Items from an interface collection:
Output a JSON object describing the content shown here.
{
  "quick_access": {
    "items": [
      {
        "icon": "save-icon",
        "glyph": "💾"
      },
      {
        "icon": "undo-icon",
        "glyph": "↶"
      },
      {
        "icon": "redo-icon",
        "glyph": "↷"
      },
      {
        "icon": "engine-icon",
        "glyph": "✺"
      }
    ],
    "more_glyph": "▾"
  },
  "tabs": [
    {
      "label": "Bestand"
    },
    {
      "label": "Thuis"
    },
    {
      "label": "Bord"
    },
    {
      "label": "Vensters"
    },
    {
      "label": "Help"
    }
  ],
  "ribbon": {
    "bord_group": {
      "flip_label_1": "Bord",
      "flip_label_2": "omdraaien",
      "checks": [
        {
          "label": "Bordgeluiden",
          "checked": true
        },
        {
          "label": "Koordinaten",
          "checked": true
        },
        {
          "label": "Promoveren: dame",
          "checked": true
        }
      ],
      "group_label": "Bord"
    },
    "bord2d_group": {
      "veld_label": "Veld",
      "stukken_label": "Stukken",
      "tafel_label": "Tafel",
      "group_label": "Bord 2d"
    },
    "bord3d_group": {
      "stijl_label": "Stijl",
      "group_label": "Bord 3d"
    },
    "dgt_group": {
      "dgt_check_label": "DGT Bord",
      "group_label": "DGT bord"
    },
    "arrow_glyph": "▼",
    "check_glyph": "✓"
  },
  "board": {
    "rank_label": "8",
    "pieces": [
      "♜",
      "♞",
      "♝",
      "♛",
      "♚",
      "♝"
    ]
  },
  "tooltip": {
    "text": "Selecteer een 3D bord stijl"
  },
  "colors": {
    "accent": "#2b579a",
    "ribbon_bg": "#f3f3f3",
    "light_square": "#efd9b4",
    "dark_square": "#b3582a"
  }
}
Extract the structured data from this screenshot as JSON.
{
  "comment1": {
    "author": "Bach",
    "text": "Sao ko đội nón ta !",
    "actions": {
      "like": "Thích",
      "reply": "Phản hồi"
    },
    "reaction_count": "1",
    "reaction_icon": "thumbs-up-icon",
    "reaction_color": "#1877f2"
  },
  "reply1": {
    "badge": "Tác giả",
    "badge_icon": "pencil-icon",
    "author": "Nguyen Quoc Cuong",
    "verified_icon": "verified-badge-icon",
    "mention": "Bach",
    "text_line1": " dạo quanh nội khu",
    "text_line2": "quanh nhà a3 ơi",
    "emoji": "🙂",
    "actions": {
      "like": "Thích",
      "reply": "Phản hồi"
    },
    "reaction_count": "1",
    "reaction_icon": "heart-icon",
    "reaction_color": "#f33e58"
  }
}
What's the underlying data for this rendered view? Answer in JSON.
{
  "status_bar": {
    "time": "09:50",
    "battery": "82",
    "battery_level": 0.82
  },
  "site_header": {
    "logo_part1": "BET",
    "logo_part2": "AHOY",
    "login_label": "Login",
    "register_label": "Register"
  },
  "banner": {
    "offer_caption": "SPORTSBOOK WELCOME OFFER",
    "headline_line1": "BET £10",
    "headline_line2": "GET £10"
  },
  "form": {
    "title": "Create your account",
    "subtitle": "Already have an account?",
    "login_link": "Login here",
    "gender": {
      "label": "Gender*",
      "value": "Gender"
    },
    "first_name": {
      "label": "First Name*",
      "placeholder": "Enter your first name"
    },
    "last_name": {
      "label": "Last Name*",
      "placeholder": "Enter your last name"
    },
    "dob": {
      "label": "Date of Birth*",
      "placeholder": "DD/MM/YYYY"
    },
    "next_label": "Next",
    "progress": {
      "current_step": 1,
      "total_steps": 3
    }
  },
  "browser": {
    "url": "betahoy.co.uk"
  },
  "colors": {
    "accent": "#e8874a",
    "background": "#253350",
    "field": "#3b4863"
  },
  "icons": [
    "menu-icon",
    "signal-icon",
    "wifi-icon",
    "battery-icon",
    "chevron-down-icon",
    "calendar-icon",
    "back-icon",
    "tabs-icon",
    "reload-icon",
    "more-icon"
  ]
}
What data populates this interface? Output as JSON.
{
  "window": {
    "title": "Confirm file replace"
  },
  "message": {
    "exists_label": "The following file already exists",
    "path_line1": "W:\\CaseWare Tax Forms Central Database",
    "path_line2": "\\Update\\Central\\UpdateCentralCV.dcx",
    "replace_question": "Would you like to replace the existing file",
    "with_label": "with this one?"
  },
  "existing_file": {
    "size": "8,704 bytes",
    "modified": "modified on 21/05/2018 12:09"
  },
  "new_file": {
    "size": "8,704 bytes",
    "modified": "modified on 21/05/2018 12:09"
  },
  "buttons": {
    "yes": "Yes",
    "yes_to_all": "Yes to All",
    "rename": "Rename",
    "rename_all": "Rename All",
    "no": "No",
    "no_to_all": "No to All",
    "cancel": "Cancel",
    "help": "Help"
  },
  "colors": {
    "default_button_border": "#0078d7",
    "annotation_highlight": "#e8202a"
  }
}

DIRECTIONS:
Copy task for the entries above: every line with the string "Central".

TASK RESPONSE:
    "path_line1": "W:\\CaseWare Tax Forms Central Database",
    "path_line2": "\\Update\\Central\\UpdateCentralCV.dcx",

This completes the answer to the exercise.